    • Places: In 2016, 58 Fort Worth employers of all sizes, including Texas Health, became Blue Zones Project Approved™ worksites, including four faith-based organizations. These organizations are taking steps to make their businesses healthier for employees and members. For example, across Texas Health, you will see designated parking spots painted blue that are purposely far away from the front door to encourage people to get more steps in their day.
    • Presence: The Blue Zones Project team partners with local media, civic and private organizations, and like-minded community initiatives to increase the visibility, awareness, effectiveness and impact across the city. Through a multi-faceted influencer campaign featuring some of the city’s most familiar faces, including Texas Health CEO Barclay Berdan and Mayor Betsy Price, familiarity with Blue Zones Project is now up 100 percent over the prior year; those with a favorable impression increased to 79 percent.

    The city of Fort Worth has seen improvements in its Gallup/Healthways Well-Being Index score since the program began. Scores increased from 58.8 percent in 2014 to 61.4 percent in 2016, which makes the city’s ranking now on par with the nation.

    Fort Worth Thriving

  • Expanding Access to Care

    Texas Health has been transforming its model of health services to one that designed to keep people healthy and out of hospitals except when they are acutely sick or injured. To support this transformation, we are building a clinical network of size, scale and capability to provide North Texans with the right care at the right time and in the right setting. From forming accountable care organizations to aligning with specialty providers, our goal is to make care seamless and convenient for our consumers.

    We created a joint venture with one of the nation’s leading operators of freestanding emergency rooms to increase access to high-quality, convenient emergency medical care in the Dallas-Fort Worth area. More than 30 freestanding ERs and a hospital in Carrollton became aligned with Texas Health.

    We also continued expanding behavioral health services by offering inpatient and outpatient mental, psychiatric and behavioral services throughout the North Texas region.

  • Making Care More Affordable

    Texas Health is taking several steps to make health care more affordable. These include:

    • Advocating for reasonable insurance plans for Texans as well as for compensation for providing care to the indigent, uninsured and underinsured.
    • Improving care coordination to reduce duplication, costs and readmissions.
    • Providing wellness and preventive services to avoid costly hospital visits.
    • Assessing how we can bundle payments to offer a set of services for a flat fee.
    • Helping consumers navigate the system so they get the services they need and avoid those they do not.

    In 2016, we partnered with Aetna to create a new health plan company that will provide employers and consumers in North Texas with more affordable, high-quality and better-coordinated care. This agreement is the first of its kind in North Texas to fully align the incentives and capabilities of a national insurer and major health system. Sharing ownership and accountability equally will help eliminate redundancies of care, reduce administrative burdens and may save employers 15 percent.

  • Preventing Issues Before They Escalate
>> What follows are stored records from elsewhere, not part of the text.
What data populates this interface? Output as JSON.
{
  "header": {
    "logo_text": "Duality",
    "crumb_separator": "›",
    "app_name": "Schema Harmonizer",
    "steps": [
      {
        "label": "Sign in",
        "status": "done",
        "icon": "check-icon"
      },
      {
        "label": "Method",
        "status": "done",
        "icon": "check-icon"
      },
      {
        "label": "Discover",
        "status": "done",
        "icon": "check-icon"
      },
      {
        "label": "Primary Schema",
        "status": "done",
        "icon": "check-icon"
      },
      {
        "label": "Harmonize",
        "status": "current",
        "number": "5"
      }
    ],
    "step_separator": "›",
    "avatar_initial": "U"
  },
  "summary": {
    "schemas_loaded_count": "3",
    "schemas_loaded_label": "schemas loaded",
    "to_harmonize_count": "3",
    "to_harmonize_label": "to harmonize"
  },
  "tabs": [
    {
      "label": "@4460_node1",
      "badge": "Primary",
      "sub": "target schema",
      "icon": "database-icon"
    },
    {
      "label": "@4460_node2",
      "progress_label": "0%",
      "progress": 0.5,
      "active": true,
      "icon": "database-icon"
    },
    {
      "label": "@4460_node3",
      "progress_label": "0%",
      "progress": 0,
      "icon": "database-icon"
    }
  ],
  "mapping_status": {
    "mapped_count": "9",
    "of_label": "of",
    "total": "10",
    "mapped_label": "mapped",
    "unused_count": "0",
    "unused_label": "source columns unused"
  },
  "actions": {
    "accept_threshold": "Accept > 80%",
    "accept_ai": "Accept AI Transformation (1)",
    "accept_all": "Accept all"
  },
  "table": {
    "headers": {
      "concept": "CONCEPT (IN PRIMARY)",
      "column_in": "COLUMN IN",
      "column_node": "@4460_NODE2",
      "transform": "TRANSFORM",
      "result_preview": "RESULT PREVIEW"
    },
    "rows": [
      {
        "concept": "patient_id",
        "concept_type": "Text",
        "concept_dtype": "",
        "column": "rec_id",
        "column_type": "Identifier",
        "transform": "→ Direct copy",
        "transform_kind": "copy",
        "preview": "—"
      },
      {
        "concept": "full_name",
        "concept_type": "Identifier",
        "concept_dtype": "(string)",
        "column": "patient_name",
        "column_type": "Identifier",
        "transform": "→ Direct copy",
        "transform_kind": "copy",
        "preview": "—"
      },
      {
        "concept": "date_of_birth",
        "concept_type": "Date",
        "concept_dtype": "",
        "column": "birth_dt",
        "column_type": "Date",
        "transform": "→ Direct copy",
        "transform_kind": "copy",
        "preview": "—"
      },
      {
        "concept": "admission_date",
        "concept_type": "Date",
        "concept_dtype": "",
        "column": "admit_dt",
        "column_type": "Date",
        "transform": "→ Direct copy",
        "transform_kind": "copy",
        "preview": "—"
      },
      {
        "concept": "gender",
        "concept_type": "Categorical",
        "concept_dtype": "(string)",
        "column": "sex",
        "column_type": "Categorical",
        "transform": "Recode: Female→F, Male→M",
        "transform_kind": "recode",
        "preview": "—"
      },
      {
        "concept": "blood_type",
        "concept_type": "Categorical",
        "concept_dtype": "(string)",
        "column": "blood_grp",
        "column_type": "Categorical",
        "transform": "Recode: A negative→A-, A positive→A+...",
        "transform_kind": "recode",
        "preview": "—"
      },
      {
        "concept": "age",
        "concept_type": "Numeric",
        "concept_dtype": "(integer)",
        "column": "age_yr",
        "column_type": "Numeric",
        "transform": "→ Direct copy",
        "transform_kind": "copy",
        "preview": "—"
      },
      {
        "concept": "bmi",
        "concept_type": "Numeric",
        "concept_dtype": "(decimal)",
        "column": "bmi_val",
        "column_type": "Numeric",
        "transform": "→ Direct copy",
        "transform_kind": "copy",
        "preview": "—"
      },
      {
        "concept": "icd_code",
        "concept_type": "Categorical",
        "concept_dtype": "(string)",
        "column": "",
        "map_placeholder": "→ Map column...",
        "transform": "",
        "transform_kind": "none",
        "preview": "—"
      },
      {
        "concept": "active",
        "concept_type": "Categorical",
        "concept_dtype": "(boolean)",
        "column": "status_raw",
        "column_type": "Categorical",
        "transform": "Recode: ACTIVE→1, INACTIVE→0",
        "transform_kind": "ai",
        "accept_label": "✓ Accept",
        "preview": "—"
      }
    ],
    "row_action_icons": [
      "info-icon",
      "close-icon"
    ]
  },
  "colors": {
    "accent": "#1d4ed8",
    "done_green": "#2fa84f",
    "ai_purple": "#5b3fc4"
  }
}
    Texas Health is helping consumers make healthier choices and is providing services that help prevent health issues from occurring and/or escalating. For example, we:

    • Implement various community health programs—from wellness education to behavioral health management—that address the whole person in his or her own unique environment.
    • Sponsor Faith Community Nurses, who provide health education and resources to thousands of people in congregations and North Texas communities.
    • Affiliate with national nonprofit health organizations to make a greater impact on specific health issues, such as heart health or diabetes.
    • Offer preventive health services and behavior management to help people make healthier choices.